## Goal of the exercise
Check every line in the records below for the word "this" and report how many have it, nothing more.

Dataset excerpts
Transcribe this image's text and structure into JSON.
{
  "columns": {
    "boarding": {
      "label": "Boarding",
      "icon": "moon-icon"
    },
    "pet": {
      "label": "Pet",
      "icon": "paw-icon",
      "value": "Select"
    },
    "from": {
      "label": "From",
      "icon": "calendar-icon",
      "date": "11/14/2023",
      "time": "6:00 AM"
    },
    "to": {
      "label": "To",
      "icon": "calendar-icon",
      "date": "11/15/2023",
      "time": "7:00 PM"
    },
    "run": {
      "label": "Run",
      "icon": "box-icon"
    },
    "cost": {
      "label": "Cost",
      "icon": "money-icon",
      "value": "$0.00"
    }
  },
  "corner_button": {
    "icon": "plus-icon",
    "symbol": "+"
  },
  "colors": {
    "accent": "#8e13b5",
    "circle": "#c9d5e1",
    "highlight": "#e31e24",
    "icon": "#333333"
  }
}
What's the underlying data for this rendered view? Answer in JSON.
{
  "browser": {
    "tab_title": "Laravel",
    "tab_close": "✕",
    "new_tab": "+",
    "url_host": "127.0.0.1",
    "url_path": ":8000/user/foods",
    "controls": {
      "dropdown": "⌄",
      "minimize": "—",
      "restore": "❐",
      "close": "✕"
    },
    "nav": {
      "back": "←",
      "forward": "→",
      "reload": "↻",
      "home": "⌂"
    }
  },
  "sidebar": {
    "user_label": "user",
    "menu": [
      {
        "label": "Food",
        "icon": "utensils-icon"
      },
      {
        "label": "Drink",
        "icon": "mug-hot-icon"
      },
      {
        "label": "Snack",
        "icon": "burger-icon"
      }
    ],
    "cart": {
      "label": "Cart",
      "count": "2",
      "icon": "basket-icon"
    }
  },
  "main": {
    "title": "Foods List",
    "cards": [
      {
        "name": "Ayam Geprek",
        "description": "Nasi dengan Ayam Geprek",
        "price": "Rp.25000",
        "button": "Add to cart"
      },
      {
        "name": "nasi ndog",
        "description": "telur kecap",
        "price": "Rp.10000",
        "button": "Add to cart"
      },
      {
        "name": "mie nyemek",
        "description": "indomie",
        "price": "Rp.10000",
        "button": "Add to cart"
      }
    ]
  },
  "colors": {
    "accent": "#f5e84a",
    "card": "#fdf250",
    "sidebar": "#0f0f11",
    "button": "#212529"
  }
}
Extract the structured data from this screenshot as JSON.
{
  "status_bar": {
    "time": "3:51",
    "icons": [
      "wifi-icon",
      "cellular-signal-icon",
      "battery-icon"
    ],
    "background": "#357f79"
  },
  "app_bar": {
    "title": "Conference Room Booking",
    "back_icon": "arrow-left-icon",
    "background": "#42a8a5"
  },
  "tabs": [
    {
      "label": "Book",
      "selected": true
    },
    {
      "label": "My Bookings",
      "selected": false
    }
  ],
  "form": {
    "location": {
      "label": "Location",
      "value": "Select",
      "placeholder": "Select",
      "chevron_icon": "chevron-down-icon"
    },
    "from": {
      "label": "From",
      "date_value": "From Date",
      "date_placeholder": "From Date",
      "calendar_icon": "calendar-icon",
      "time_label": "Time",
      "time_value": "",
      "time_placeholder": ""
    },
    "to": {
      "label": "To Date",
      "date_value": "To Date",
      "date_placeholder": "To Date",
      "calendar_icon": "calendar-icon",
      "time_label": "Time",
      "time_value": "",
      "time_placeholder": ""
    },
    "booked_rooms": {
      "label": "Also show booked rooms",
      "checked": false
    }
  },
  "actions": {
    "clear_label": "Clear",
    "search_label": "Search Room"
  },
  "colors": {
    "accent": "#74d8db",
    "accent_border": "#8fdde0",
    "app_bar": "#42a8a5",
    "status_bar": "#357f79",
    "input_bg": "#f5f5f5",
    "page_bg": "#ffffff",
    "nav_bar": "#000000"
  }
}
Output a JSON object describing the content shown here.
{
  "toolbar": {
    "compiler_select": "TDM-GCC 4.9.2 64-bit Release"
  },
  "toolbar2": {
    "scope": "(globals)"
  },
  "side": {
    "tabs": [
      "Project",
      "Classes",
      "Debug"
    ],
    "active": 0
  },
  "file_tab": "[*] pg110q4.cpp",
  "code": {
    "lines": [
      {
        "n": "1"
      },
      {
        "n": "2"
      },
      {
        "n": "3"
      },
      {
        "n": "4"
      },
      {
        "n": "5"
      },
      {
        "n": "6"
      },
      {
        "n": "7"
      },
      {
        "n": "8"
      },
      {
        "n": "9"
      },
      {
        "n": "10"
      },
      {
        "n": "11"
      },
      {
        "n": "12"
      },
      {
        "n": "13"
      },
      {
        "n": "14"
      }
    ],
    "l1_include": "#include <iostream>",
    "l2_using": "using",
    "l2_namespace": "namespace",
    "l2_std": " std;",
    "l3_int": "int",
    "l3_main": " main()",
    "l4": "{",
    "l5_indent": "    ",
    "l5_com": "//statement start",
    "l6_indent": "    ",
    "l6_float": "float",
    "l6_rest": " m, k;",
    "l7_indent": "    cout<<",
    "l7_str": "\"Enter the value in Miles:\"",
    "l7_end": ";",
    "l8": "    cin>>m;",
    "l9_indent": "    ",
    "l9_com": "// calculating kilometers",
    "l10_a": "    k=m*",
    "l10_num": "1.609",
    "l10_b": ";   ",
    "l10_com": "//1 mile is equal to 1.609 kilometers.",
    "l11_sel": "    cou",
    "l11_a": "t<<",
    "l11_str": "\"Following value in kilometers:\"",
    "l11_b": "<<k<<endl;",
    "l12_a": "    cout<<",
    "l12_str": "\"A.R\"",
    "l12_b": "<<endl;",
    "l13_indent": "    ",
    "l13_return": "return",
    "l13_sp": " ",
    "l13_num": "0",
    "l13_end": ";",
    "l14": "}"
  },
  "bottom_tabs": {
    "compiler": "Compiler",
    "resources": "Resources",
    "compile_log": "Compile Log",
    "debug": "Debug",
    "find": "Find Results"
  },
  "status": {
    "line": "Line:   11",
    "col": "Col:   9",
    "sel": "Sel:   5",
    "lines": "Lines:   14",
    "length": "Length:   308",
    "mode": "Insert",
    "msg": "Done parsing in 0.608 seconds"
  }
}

## Answer area
3